When a retired Baptist pastor begins with, “I thought I was going to have to start wearing a dress to fit in,” you know you’re in for something special.

Ronnie Beane was jokingly referring to his initial weeks as the first male Call Center Specialist in North Carolina Baptist Aging Ministry’s (NCBAM) history. NCBAM’s Call Center provides information and referral to aging adults 65+ and connects them with Baptist volunteers who meet needs to help them maintain independence. In the last two years, Ronnie has proven he could do the job—and do it well. “It’s being focused and compassionate with each caller, that matters,” Ronnie explains.

In addition to holding sacred space with callers, Ronnie’s goal is to leave each person feeling better at the end of the call. “I love cutting up with people when the situation is right. I asked one lady what denomination she was and when she told me ‘Episcopalian,’ I asked her, ‘Do you know why I’m not Episcopalian? Because I can’t pronounce it!’” Ronnie said that when she cracked up, he knew her spirit was lifted.

Ronnie confesses that his light-hearted attitude has found him in hot water a few times. “My 7th grade teacher Miss Truelove made me spend a lot of time in the hall. And even though I was a rule-follower, standing in the hall was okay if I had made someone smile or laugh.”
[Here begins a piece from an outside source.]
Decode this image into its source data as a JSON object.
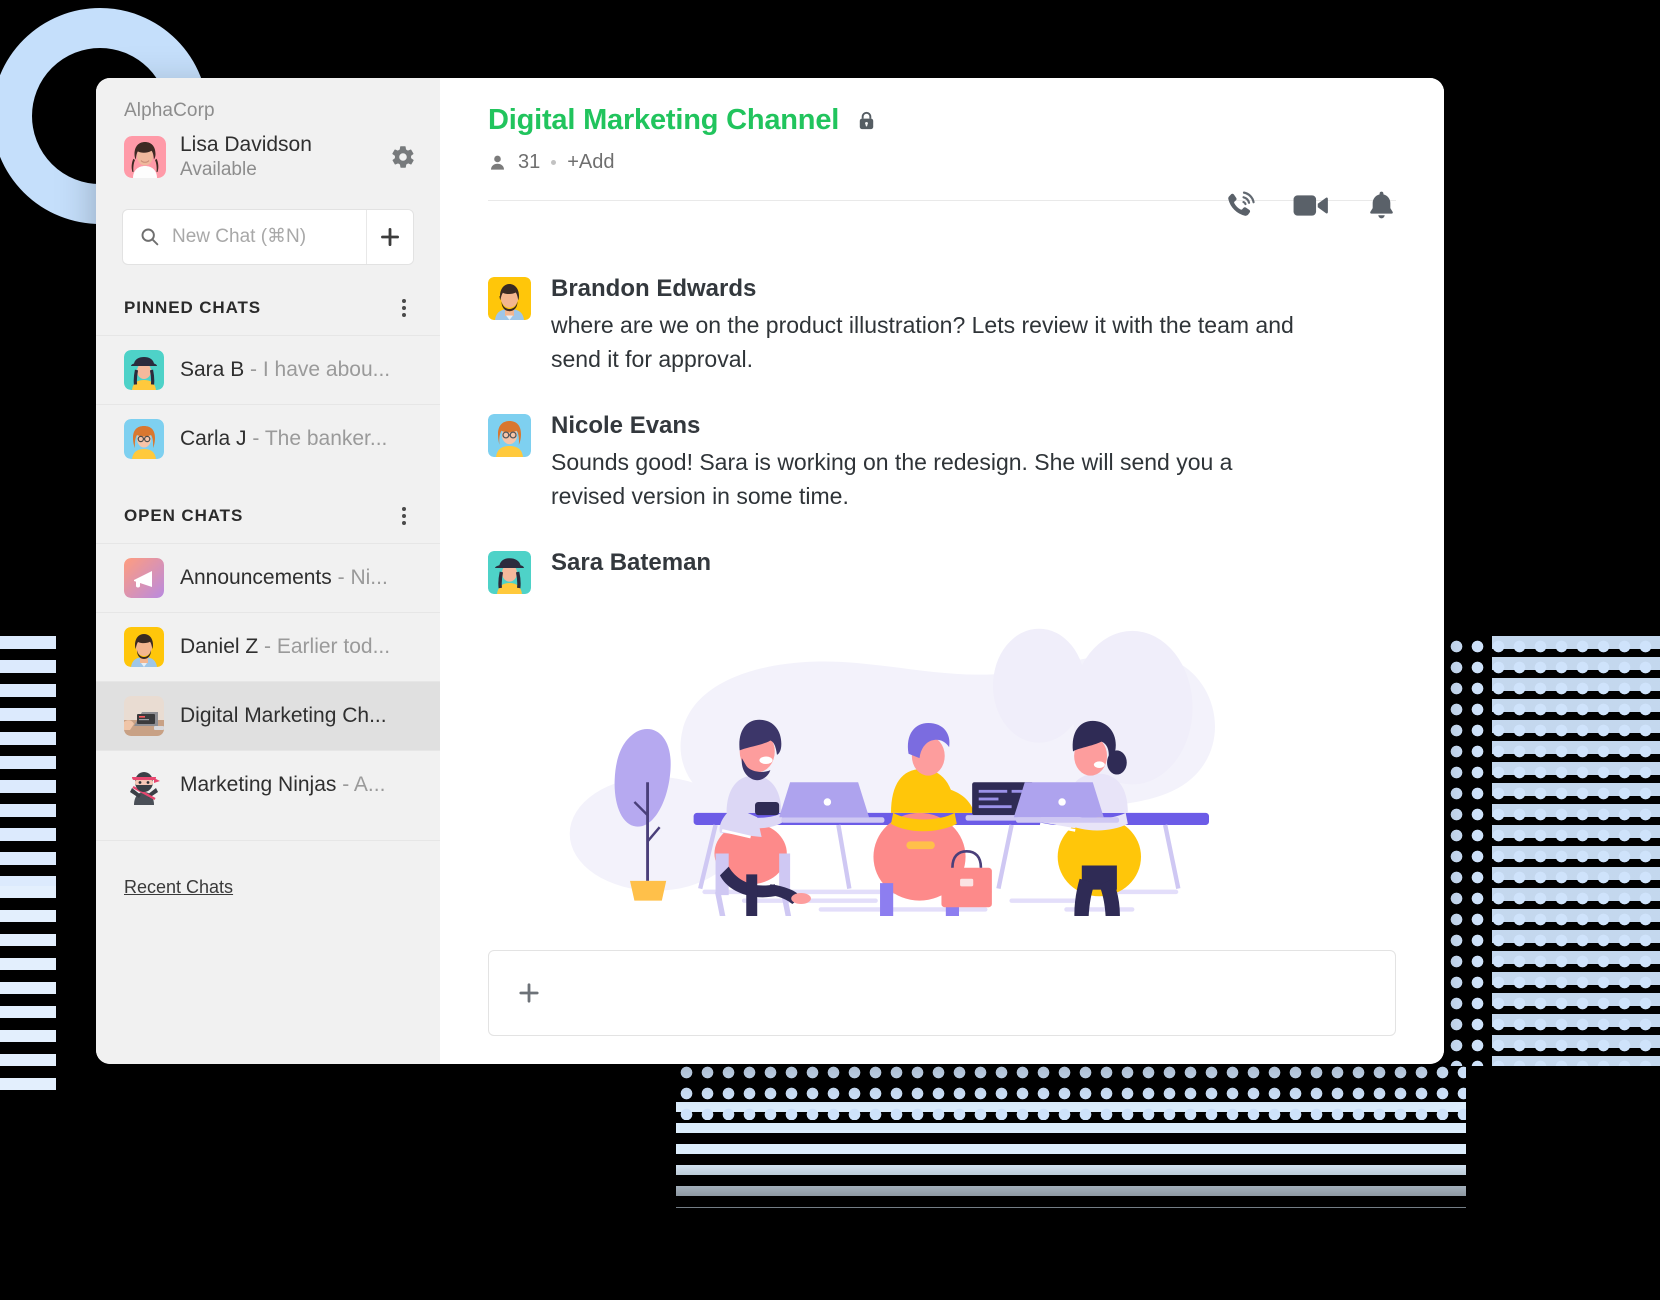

As part of the NCBAM team, Ronnie also takes his show on the road as an Elvis impersonator at senior adult retreats. In “Music Bingo” presentations, Ronnie entertains crowds in a flashy yellow blazer, dark aviator sunglasses, and a jet-black pompadour wig. The ladies swoon, he works the crowd, and everyone smiles. Cutting up doesn’t bother Ronnie one little bit if it means someone’s heart is made lighter.

In addition to making quick connections through humor, Ronnie has noticed that his pastoral experience gives him “a leg up” when calling on churches to help NCBAM clients. “It’s invaluable because I have an idea what pastors are dealing with—and extend compassion to them, just like our clients.” Ronnie admits, “When I tell people I’m a retired pastor, their positive responses almost make it feel like
I’m cheating.”

Ronnie’s good humor and ministerial experience aren’t the only strengths he brings to NCBAM. He’s also strategic and forward-thinking. Ronnie spearheaded an initiative to connect Call Center Specialists to volunteers through SMS texting. “When I first started, it amazed me how many 70- and 80-year-olds were out there building ramps—and asking if I would text instead of call them. We used our personal cell phones, but this caused delays if we weren’t working that day.”

Thanks to Ronnie’s advocacy, the Call Center phone system was upgraded to handle text messages. Now all Call Center Specialists can view text communications via computers and respond quickly.

Ronnie played a strong role in NCBAM receiving $275,000 in grant funding for ramps and home modifications in the Piedmont Triad. A Meals on Wheels provider Ronnie had been working with called to let him know about the opportunity that was expiring soon. “I hung up the phone and said, ‘Listen y’all, we may have some grant money!” The Call Center hustled, and are now able to meet many needs in four counties served by an American Rescue Plan Act grant.

Ronnie also plays a key role in NCBAM’s durable medical equipment outreach in Thomasville. He keeps the equipment organized and has developed contacts with physical therapists and other agencies who help get the equipment to those in need.

Ronnie retired from the pastorate in 2019, “but not from preaching,” he’s quick to add. “The Lord called me to preach in 1968 and I went to Fruitland in 1970. My first sermon when people came to the altar, I was hooked.”  Ronnie doesn’t talk about his ministry very long without mentioning Sheila, his wife of 31 years. “She is my rock!” he states earnestly, and then clarifies with a smile, “along with Christ of course.”

After retiring from pastoring 15 years at Hasty Baptist Church in Thomasville, Ronnie played golf with his buddies for a year before noticing the Call Center Specialist opening posted in the Liberty Baptist Association newsletter. “This job has made me feel good about myself and my ministry. I’ve done more to help people with their physical needs in the past two years than I have my whole life. Volunteers building ramps often leave Bibles and we hear stories about successful evangelism efforts. I’m grateful for my part in the love and care being shown to aging adults through volunteers and ramp-building teams all across the state.”

Ronnie explains his delight in making people smile and his pastoral calling this way: “When you see God’s love demonstrated, it’s like light. It’s hard not to go right to it.”